State Units on Aging in states for which some or all of the state has been declared a federal Major Disaster area by the President of the United States under the Stafford Act. Federally recognized tribal organizations who are receiving a grant under Title VI of the Older Americans Act (as amended) within the areas declared a federal Major Disaster area by the President of the United States under the Stafford Act Foreign entities are not eligible to compete for, or receive, awards made under this announcement.
Environmental Influences on Aging: Effects of Extreme Weather and Disaster Events on Aging Populations (R01 Clinical Trial Optional)
Due: March 8, 2021
The purpose of this funding opportunity announcement is to advance our understanding of the impact of extreme weather and disaster events in aging human populations. Together with the companion FOA (PAR- 19-XXX ) that focuses on underlying mechanisms of aging utilizing animal models, these two FOAs will help to explicate the behavioral, biological, and socioecological processes that occur during extreme weather or disaster events and that affect aging processes. Through the integration of the population studies and the companion mechanistic studies FOA, the ultimate goal is to improve the health and well-being of older adults via increased knowledge about extreme weather and disaster preparedness, response, and recovery.
NEW PUBLICATIONS & RESOURCES
From: American Medical Association
Avoid “elder-speak” with your aging patients
January 17, 2020
Within the next two decades, one-in-five Americans will be older than 65. Physicians face unique challenges in treating elderly patients, who often suffer from multiple chronic diseases, lower health literacy rates and difficulty paying for their care on a fixed income. In an “AMA Moving Medicine” podcast episode about improving health outcomes for vulnerable patient populations, Paul H. Wick, MD, former chair of the AMA Senior Physicians Section, discusses health issues and disparities unique to elderly populations.
Read the transcript of the presentation at https://www.ama-assn.org/delivering-care/population-care/avoid-elder-speak-your-senior-patients
From: Oxford Academic
Creating an Age-Friendly Public Health System
January 1, 2020
The public health system in America—at all levels—has relatively few specialized initiatives that prioritize the health and well-being of older adults. And when public health does address the needs of older adults, it is often as an afterthought. In consultation with leaders in public health, health care, and aging, an innovative Framework for an Age-Friendly Public Health System(Framework) was developed outlining roles that public health could fulfill, in collaboration with aging services, to address the challenges and opportunities of an aging society.

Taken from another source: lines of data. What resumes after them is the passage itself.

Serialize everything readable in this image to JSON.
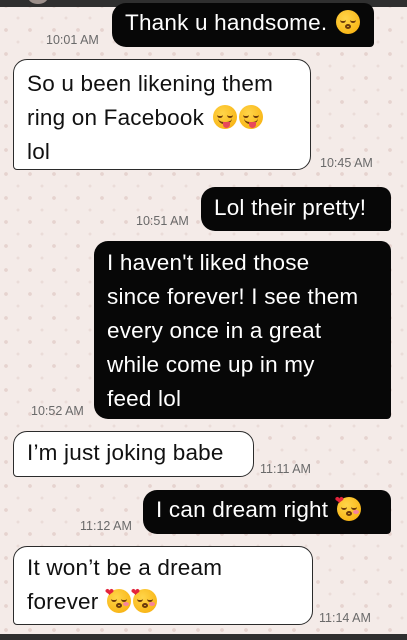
{
  "messages": [
    {
      "direction": "out",
      "text": "Thank u handsome.",
      "emoji": "kissing-closed-eyes",
      "time": "10:01 AM"
    },
    {
      "direction": "in",
      "lines": [
        "So u been likening them",
        "ring on Facebook",
        "lol"
      ],
      "emoji": "winking-tongue",
      "time": "10:45 AM"
    },
    {
      "direction": "out",
      "text": "Lol their pretty!",
      "time": "10:51 AM"
    },
    {
      "direction": "out",
      "lines": [
        "I haven't liked those",
        "since forever! I see them",
        "every once in a great",
        "while come up in my",
        "feed lol"
      ],
      "time": "10:52 AM"
    },
    {
      "direction": "in",
      "text": "I’m just joking babe",
      "time": "11:11 AM"
    },
    {
      "direction": "out",
      "text": "I can dream right",
      "emoji": "face-blowing-kiss",
      "time": "11:12 AM"
    },
    {
      "direction": "in",
      "lines": [
        "It won’t be a dream",
        "forever"
      ],
      "emoji": "face-blowing-kiss",
      "time": "11:14 AM"
    }
  ],
  "colors": {
    "outgoing_bubble": "#070707",
    "incoming_bubble": "#ffffff",
    "background": "#f4ebe8",
    "timestamp": "#6a6a6a"
  }
}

From: Is Global
Green Spaces: A Resource for Mental Health
January 8, 2020
Exposure to nature may be indispensable for human wellbeing. Humans are suggested to have an intrinsic urge to connect with nature and other forms of life. Contact with nature may help reduce feelings of stress, restore the ability to concentrate and pay attention, and improve the emotional state. Indeed, experimental studies have observed that study participants had an improved mood, more self-esteem, and a lower level of stress when they were exposed to natural environments. Regarding longitudinal exposure, epidemiological studies observed that an increased long-term exposure to green spaces is associated with improved mental health.

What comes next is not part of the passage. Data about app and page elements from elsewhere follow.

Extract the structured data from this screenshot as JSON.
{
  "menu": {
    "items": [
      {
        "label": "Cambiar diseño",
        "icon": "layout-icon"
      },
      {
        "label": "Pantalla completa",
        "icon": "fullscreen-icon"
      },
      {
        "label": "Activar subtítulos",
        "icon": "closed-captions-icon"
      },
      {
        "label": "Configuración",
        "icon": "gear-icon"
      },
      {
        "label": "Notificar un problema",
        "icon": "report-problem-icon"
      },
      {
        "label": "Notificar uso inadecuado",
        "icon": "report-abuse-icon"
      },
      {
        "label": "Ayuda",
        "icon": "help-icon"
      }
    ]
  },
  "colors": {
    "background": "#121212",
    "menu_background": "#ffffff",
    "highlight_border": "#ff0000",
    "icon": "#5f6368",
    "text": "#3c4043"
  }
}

From: Stanford Medicine
‘Ageotypes’ provide window into how individuals age, Stanford study reports
January 13, 2020
The researchers determined that people generally age along certain biological pathways in the body: metabolic, immune, hepatic (liver) and nephrotic (kidney). People who are metabolic agers, for example, might be at a higher risk for diabetes or show signs of elevated hemoglobin A1c, a measure of blood-sugar levels, as they grow older. People with an immune ageotype, on the other hand, might generate higher levels of inflammatory markers or be more prone to immune-related diseases as they age. But the ageotypes are not mutually exclusive, and a metabolic ager could also be an immune ager, for example.